ARC Review: My Lady Jane by Cynthia Hand, Brodi Ashton, and Jodi Meadows10:00
Author: Cynthia Hand, Brodi Ashton, and Jodi Meadows
Published September 1st 2016 by Walker Books
A comical, fantastical and witty re-imagining of the Tudor world, perfect for fans of Pride and Prejudice and Zombies. Lady Jane Grey, sixteen, is about to be married to a total stranger - and caught up in an insidious plot to rob her cousin, King Edward, of his throne. But that's the least of Jane's problems. She's about to become Queen of England. Like that could go wrong.
I received an Advance Reader Copy from the publisher. This in no way impacted on my view.
I'd heard so much about this book back in April/May time. The US ARC reviews were starting to come in, and every single one loved the book. When I heard that Walker would be publishing the UK edition, I immediately requested a copy, and was overjoyed when I heard I was approved. Literally, as soon as the book dropped through my letter box, I had it open, and didn't put it down until it was finished.

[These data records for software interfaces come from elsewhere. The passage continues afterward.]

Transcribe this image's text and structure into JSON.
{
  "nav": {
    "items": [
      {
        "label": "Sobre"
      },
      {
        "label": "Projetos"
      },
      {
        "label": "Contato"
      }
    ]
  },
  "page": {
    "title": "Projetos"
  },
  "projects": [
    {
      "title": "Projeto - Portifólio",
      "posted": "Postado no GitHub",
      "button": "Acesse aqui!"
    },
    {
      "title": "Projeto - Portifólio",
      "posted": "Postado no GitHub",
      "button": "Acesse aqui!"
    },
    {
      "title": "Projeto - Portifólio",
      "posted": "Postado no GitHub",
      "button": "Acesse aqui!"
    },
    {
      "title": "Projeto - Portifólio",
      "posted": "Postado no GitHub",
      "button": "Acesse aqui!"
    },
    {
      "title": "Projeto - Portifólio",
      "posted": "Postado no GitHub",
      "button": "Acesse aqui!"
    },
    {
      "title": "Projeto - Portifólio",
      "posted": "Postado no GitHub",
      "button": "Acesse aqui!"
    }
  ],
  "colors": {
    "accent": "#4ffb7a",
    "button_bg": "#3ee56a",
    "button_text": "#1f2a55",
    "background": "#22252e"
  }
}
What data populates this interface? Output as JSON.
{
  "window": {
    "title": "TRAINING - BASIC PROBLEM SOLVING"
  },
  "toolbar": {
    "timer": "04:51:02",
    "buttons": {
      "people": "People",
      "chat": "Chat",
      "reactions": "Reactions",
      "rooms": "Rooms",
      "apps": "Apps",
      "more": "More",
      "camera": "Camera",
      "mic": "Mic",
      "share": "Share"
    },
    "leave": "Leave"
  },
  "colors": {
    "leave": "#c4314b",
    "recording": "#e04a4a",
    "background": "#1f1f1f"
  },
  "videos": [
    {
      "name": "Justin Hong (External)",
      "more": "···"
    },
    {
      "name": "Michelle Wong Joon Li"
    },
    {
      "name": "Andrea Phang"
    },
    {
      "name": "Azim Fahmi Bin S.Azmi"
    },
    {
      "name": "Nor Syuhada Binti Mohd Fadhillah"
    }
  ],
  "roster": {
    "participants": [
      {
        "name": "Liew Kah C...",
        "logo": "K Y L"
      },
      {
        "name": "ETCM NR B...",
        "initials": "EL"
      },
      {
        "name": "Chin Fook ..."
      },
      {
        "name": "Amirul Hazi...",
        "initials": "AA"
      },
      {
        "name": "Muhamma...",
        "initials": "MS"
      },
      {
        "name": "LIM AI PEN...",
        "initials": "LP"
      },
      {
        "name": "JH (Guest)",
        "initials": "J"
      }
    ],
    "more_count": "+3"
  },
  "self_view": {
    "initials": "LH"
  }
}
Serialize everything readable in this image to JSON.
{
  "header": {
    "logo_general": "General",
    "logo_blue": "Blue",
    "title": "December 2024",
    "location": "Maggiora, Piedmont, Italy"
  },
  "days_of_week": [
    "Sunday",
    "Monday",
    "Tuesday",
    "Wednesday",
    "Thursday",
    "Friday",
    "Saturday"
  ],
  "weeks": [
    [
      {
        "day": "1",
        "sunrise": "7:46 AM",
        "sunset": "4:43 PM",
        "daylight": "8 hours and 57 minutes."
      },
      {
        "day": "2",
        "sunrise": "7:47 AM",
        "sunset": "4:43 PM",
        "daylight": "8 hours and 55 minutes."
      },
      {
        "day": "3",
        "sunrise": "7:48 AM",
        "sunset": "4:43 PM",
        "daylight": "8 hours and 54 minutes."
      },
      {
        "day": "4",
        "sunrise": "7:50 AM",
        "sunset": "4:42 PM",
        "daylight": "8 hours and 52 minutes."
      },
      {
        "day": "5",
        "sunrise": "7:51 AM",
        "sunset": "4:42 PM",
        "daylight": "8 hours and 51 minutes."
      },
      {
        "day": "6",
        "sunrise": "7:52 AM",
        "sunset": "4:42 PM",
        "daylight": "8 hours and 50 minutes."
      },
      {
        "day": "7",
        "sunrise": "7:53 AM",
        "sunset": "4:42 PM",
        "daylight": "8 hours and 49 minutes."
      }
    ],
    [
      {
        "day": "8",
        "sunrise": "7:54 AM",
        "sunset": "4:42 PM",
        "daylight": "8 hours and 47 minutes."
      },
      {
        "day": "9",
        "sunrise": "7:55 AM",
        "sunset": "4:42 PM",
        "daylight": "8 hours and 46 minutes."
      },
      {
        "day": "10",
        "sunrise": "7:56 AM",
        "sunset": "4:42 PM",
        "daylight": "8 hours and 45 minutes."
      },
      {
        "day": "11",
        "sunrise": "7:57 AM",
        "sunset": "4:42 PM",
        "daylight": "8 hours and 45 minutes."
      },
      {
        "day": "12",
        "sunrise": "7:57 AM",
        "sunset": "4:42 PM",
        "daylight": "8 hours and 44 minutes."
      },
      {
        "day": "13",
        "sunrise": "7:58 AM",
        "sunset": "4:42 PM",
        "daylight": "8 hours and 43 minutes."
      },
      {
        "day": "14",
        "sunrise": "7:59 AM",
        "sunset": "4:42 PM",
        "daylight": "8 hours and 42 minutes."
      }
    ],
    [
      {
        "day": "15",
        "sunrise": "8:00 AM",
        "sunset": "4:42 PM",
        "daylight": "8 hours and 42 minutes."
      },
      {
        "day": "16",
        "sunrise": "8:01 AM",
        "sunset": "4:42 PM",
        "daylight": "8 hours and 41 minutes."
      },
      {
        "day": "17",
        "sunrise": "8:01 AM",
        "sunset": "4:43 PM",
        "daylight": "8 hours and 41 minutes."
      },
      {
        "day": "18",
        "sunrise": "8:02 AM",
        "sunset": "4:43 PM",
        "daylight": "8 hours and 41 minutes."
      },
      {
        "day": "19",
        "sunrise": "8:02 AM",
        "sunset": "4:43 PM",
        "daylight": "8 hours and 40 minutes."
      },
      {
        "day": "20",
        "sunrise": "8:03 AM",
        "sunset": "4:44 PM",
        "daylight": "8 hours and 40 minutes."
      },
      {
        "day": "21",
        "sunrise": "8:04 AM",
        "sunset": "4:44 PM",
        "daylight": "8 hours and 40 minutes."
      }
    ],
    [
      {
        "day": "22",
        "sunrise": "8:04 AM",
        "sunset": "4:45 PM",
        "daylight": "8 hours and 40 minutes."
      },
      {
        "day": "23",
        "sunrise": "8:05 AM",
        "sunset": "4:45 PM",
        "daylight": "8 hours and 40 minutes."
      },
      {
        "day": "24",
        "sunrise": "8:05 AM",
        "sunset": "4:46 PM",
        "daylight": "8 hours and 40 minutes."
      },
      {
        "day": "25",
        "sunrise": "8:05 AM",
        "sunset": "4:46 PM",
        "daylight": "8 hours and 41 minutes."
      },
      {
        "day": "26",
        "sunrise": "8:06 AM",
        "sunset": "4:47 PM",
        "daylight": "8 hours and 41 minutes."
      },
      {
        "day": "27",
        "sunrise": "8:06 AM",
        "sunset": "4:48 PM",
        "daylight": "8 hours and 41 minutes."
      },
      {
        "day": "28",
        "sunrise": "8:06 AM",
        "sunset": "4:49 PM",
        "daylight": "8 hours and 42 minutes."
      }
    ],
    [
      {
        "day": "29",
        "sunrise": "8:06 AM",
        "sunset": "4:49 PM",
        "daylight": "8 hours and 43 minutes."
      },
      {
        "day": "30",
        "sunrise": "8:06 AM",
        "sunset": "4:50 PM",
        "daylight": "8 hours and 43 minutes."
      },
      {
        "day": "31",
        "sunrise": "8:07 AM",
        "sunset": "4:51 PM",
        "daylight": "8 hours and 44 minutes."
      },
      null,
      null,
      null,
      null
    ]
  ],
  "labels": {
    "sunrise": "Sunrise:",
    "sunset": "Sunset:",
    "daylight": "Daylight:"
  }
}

My Lady Jane follows the tumultuous time in which Lady Jane Grey became the nine day Queen of England. However, it's quite a fictionalised account. In reality, Edward VI died, and his chief minister, the Duke of Northumberland, organised for his daughter-in-law, Jane, to become queen, over Edward's sister Mary. Mary, not pleased with this development, organised an army, and took back the throne and Jane was executed in nine days. The true history is quite bleak; not the case in this book. While a lot of the dating, etc., is true, the main change is that there are the presence of a group of people, the Eðians, whom can shape shift into various animals. These Eðians have been persecuted in the past, but when Henry VIII reveals himself to be one, whom becomes a Lion, he breaks with the Verity Church at Rome, and England becomes a land for Eðians. Basically, the protestants of the time are now Eðians, and Catholics are Verities - that's how I looked at it. Lord Dudley, the Duke of Northumberland, orchestrated for the marriage between Jane and his youngest son, Gifford - also known as G - and then began poisoning the king to pave the way for a Dudley succession. The main issues, G was an Eðian, and spent all his time from dawn til dusk as a horse - not the best way to begin a marriage. G and Jane soon become close, even though they began their marriage hating each other, and everything seemed to be going great, until the announcement that Jane was now Queen.
First things first, can we just acknowledge the dedication:
I think I speak on behalf of England, that you are forgiven. If our history was really like this, so many more people would enjoy it. The Tudor period is my favourite era, and I loved this new look into it. BTW, history skims far too much over Jane, when really, more should be done to research her story.
Every single character we met in the book, some I know from history, and others new characters, were exactly like I'd imagine them to be.
- Edward was a bit sexist, and couldn't really do much for himself, but considering he'd been king since he was 9, and raised like a god simply because he had a XY chromosome, instead of XX.
- Mary was stuck up, and totally against the Eðians - just like the real life Mary I, known as Bloody Mary, who relished in the executions and burning of so-called Protestant heretics.
- Bess was carefree and kind, who loved her siblings, even if they didn't like her back. She was snarky, and had her own free will - exactly like she was when she was the Virgin Queen. I've just finished a module all about Elizabeth, and she's my favourite monarch we've ever had, so I'll always have a bit of a soft spot for her, but the authors did her justice, I think.
- Jane and G, I didn't know much about, but they worked, perfectly. Jane was bookish, and well learnt - she knew she would have to marry eventually, being the great granddaughter of Henry VII, and all. Her previous engagements had all fallen apart, and she expected this one to be no different. However, they still married, without ever seeing each other before. She only discovered G was a horse Eðian the day after the wedding, when he suddenly change in front of her. G never thought he'd marry, due to the whole horse thing, but his and Jane's marriage began rough, but grew better as the time past. Their romance was a gradual one, but very swoony, and even when it seemed like everything was against them, they overcame all the odds, and won.